- _Exercise brief_:
Could you reproduce all of the records exactly?

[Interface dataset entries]

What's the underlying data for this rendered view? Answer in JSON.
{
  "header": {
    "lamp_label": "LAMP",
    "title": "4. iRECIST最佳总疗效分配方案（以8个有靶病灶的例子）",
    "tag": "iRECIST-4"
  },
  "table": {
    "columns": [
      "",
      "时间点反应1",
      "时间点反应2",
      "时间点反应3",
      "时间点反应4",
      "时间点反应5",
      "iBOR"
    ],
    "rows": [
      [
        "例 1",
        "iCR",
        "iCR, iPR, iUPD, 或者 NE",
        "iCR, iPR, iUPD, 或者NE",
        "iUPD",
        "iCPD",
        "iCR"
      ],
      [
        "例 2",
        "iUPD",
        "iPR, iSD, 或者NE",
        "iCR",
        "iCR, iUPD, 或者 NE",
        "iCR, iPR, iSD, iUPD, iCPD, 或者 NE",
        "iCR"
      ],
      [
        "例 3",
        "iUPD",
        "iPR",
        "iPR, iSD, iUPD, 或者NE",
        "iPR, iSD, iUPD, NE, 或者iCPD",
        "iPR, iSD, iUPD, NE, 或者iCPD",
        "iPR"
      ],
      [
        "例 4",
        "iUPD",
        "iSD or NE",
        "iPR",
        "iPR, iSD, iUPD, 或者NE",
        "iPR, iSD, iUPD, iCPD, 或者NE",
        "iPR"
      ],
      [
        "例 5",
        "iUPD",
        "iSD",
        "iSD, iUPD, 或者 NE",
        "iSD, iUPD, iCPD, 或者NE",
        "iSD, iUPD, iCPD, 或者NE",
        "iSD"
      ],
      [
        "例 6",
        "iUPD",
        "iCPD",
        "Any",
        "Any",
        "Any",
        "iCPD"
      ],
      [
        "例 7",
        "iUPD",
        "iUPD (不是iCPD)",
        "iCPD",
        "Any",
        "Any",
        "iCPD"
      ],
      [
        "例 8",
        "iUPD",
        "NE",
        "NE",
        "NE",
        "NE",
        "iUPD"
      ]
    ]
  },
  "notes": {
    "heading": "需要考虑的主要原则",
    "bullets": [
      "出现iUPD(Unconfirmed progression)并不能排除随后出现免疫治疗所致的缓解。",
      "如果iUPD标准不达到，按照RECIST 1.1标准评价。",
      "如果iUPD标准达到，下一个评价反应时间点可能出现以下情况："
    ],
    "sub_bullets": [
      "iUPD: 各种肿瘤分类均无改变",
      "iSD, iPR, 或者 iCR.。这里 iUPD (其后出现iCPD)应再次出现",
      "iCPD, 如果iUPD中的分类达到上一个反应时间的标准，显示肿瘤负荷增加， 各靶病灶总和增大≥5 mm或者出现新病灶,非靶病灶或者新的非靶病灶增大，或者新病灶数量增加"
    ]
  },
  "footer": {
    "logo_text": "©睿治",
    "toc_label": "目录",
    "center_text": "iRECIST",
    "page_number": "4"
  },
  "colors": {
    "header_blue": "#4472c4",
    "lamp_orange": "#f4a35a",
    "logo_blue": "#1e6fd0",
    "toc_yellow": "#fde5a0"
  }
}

- _Completed exercise_:
What's the underlying data for this rendered view? Answer in JSON.
{
  "header": {
    "lamp_label": "LAMP",
    "title": "4. iRECIST最佳总疗效分配方案（以8个有靶病灶的例子）",
    "tag": "iRECIST-4"
  },
  "table": {
    "columns": [
      "",
      "时间点反应1",
      "时间点反应2",
      "时间点反应3",
      "时间点反应4",
      "时间点反应5",
      "iBOR"
    ],
    "rows": [
      [
        "例 1",
        "iCR",
        "iCR, iPR, iUPD, 或者 NE",
        "iCR, iPR, iUPD, 或者NE",
        "iUPD",
        "iCPD",
        "iCR"
      ],
      [
        "例 2",
        "iUPD",
        "iPR, iSD, 或者NE",
        "iCR",
        "iCR, iUPD, 或者 NE",
        "iCR, iPR, iSD, iUPD, iCPD, 或者 NE",
        "iCR"
      ],
      [
        "例 3",
        "iUPD",
        "iPR",
        "iPR, iSD, iUPD, 或者NE",
        "iPR, iSD, iUPD, NE, 或者iCPD",
        "iPR, iSD, iUPD, NE, 或者iCPD",
        "iPR"
      ],
      [
        "例 4",
        "iUPD",
        "iSD or NE",
        "iPR",
        "iPR, iSD, iUPD, 或者NE",
        "iPR, iSD, iUPD, iCPD, 或者NE",
        "iPR"
      ],
      [
        "例 5",
        "iUPD",
        "iSD",
        "iSD, iUPD, 或者 NE",
        "iSD, iUPD, iCPD, 或者NE",
        "iSD, iUPD, iCPD, 或者NE",
        "iSD"
      ],
      [
        "例 6",
        "iUPD",
        "iCPD",
        "Any",
        "Any",
        "Any",
        "iCPD"
      ],
      [
        "例 7",
        "iUPD",
        "iUPD (不是iCPD)",
        "iCPD",
        "Any",
        "Any",
        "iCPD"
      ],
      [
        "例 8",
        "iUPD",
        "NE",
        "NE",
        "NE",
        "NE",
        "iUPD"
      ]
    ]
  },
  "notes": {
    "heading": "需要考虑的主要原则",
    "bullets": [
      "出现iUPD(Unconfirmed progression)并不能排除随后出现免疫治疗所致的缓解。",
      "如果iUPD标准不达到，按照RECIST 1.1标准评价。",
      "如果iUPD标准达到，下一个评价反应时间点可能出现以下情况："
    ],
    "sub_bullets": [
      "iUPD: 各种肿瘤分类均无改变",
      "iSD, iPR, 或者 iCR.。这里 iUPD (其后出现iCPD)应再次出现",
      "iCPD, 如果iUPD中的分类达到上一个反应时间的标准，显示肿瘤负荷增加， 各靶病灶总和增大≥5 mm或者出现新病灶,非靶病灶或者新的非靶病灶增大，或者新病灶数量增加"
    ]
  },
  "footer": {
    "logo_text": "©睿治",
    "toc_label": "目录",
    "center_text": "iRECIST",
    "page_number": "4"
  },
  "colors": {
    "header_blue": "#4472c4",
    "lamp_orange": "#f4a35a",
    "logo_blue": "#1e6fd0",
    "toc_yellow": "#fde5a0"
  }
}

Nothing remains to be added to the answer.